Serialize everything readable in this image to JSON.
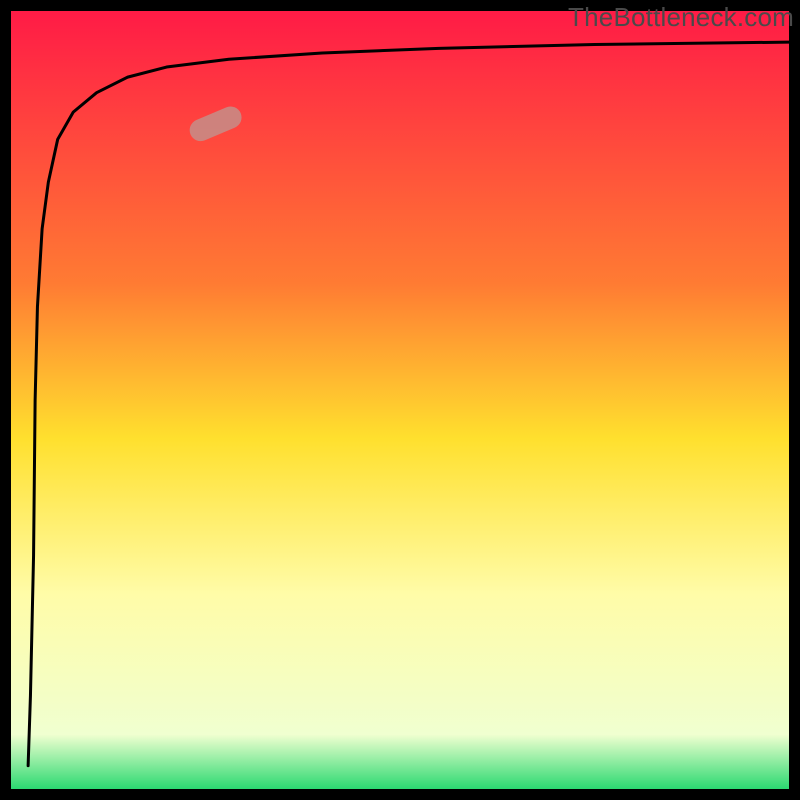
{
  "watermark": "TheBottleneck.com",
  "chart_data": {
    "type": "line",
    "title": "",
    "xlabel": "",
    "ylabel": "",
    "xlim": [
      0,
      100
    ],
    "ylim": [
      0,
      100
    ],
    "axes_visible": false,
    "grid": false,
    "background_gradient": {
      "stops": [
        {
          "offset": 0.0,
          "color": "#ff1b46"
        },
        {
          "offset": 0.35,
          "color": "#ff7b33"
        },
        {
          "offset": 0.55,
          "color": "#ffe02e"
        },
        {
          "offset": 0.75,
          "color": "#fffca8"
        },
        {
          "offset": 0.93,
          "color": "#f0ffd0"
        },
        {
          "offset": 1.0,
          "color": "#2bd971"
        }
      ]
    },
    "frame_color": "#000000",
    "frame_thickness_px": 11,
    "series": [
      {
        "name": "bottleneck-curve",
        "color": "#000000",
        "stroke_px": 3,
        "x": [
          2.2,
          2.5,
          2.9,
          3.1,
          3.4,
          4.0,
          4.8,
          6.0,
          8.0,
          11.0,
          15.0,
          20.0,
          28.0,
          40.0,
          55.0,
          75.0,
          100.0
        ],
        "y": [
          3.0,
          12.0,
          30.0,
          50.0,
          62.0,
          72.0,
          78.0,
          83.5,
          87.0,
          89.5,
          91.5,
          92.8,
          93.8,
          94.6,
          95.2,
          95.7,
          96.0
        ]
      }
    ],
    "marker": {
      "name": "highlight-segment",
      "color": "#c98a84",
      "opacity": 0.9,
      "shape": "capsule",
      "center": {
        "x": 26.3,
        "y": 85.5
      },
      "length": 7.0,
      "thickness_px": 22,
      "angle_deg": 23
    }
  }
}
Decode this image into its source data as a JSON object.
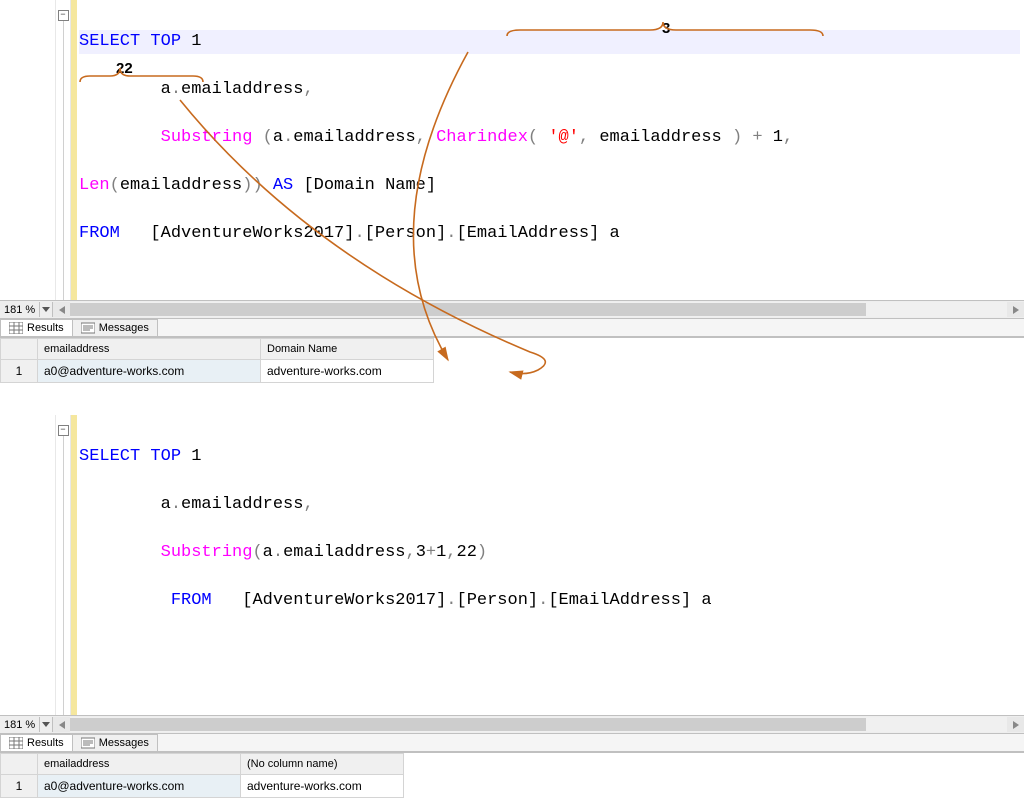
{
  "zoom": "181 %",
  "tabs": {
    "results": "Results",
    "messages": "Messages"
  },
  "annotation": {
    "len_value": "22",
    "charindex_value": "3"
  },
  "editor1": {
    "line1": {
      "select": "SELECT",
      "top": "TOP",
      "one": "1"
    },
    "line2": {
      "alias": "a",
      "dot": ".",
      "col": "emailaddress",
      "comma": ","
    },
    "line3": {
      "fn1": "Substring",
      "open1": " (",
      "a1": "a",
      "dot1": ".",
      "col1": "emailaddress",
      "comma1": ", ",
      "fn2": "Charindex",
      "open2": "(",
      "sp": " ",
      "str": "'@'",
      "comma2": ", ",
      "col2": "emailaddress",
      "sp2": " ",
      "close2": ")",
      "plus": " + ",
      "one": "1",
      "comma3": ","
    },
    "line4": {
      "fn3": "Len",
      "open3": "(",
      "col3": "emailaddress",
      "close3": ")",
      "close_sub": ")",
      " as": " ",
      "kwas": "AS",
      " ": " ",
      "alias_open": "[",
      "alias_name": "Domain Name",
      "alias_close": "]"
    },
    "line5": {
      "from": "FROM",
      "sp": "   ",
      "b1": "[AdventureWorks2017]",
      "dot1": ".",
      "b2": "[Person]",
      "dot2": ".",
      "b3": "[EmailAddress]",
      "sp2": " ",
      "a": "a"
    }
  },
  "results1": {
    "cols": {
      "c1": "emailaddress",
      "c2": "Domain Name"
    },
    "row1": {
      "n": "1",
      "c1": "a0@adventure-works.com",
      "c2": "adventure-works.com"
    }
  },
  "editor2": {
    "line1": {
      "select": "SELECT",
      "top": "TOP",
      "one": "1"
    },
    "line2": {
      "alias": "a",
      "dot": ".",
      "col": "emailaddress",
      "comma": ","
    },
    "line3": {
      "fn": "Substring",
      "open": "(",
      "a": "a",
      "dot": ".",
      "col": "emailaddress",
      "comma": ",",
      "v1": "3",
      "plus": "+",
      "v2": "1",
      "comma2": ",",
      "v3": "22",
      "close": ")"
    },
    "line4": {
      "from": "FROM",
      "sp": "   ",
      "b1": "[AdventureWorks2017]",
      "dot1": ".",
      "b2": "[Person]",
      "dot2": ".",
      "b3": "[EmailAddress]",
      "sp2": " ",
      "a2": "a"
    }
  },
  "results2": {
    "cols": {
      "c1": "emailaddress",
      "c2": "(No column name)"
    },
    "row1": {
      "n": "1",
      "c1": "a0@adventure-works.com",
      "c2": "adventure-works.com"
    }
  }
}
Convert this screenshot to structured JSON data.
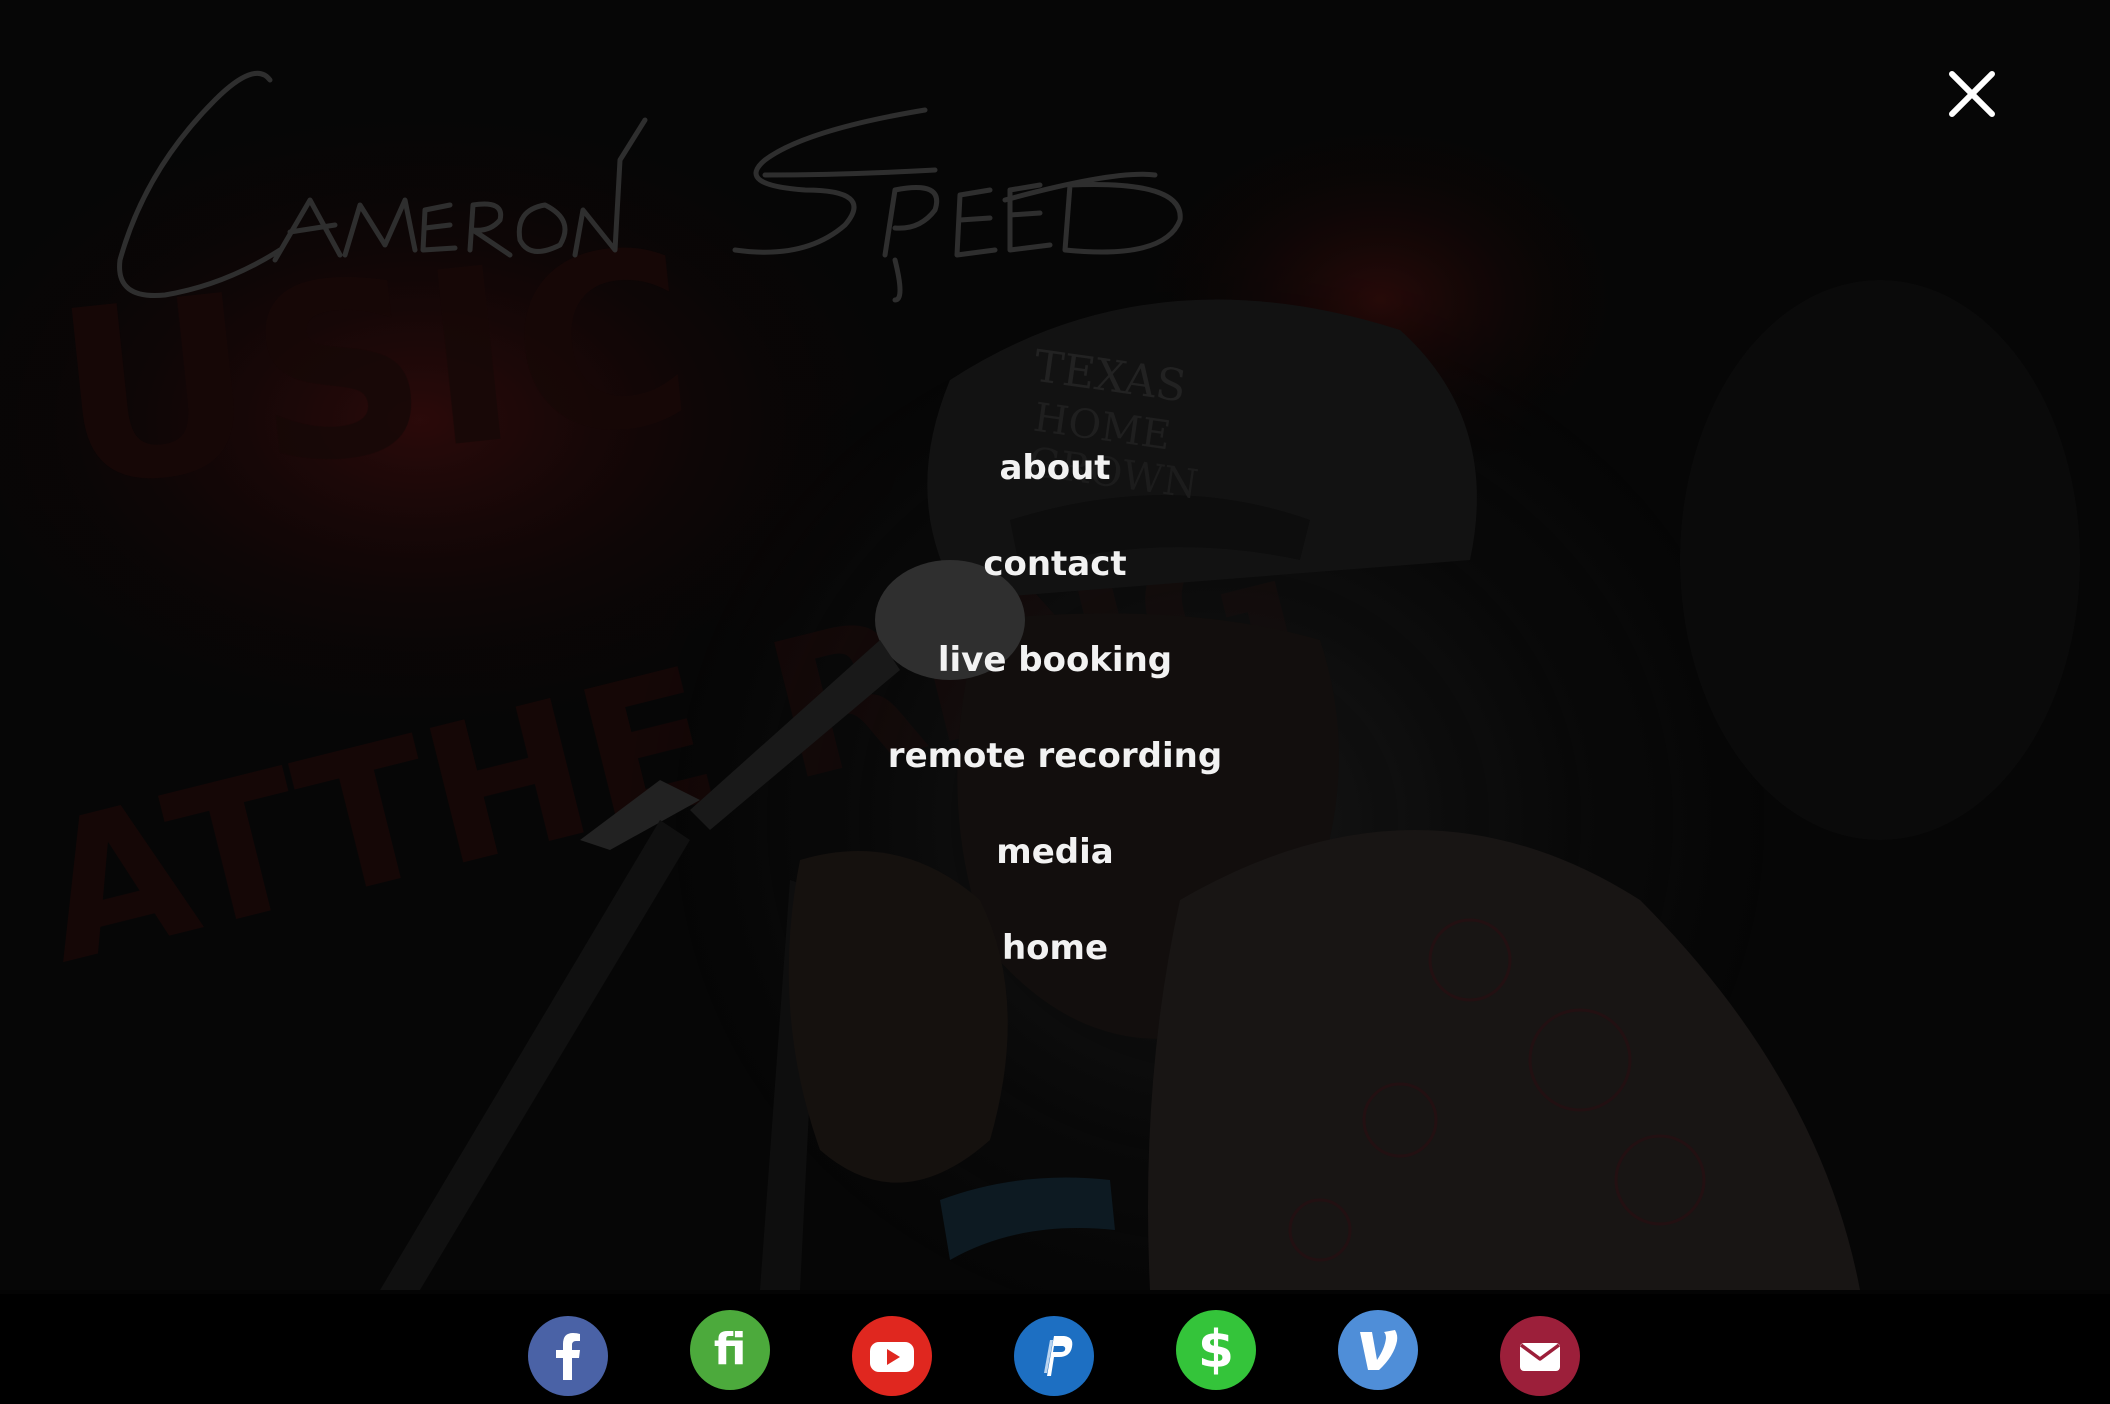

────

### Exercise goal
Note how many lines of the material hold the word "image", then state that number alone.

### Answer section
2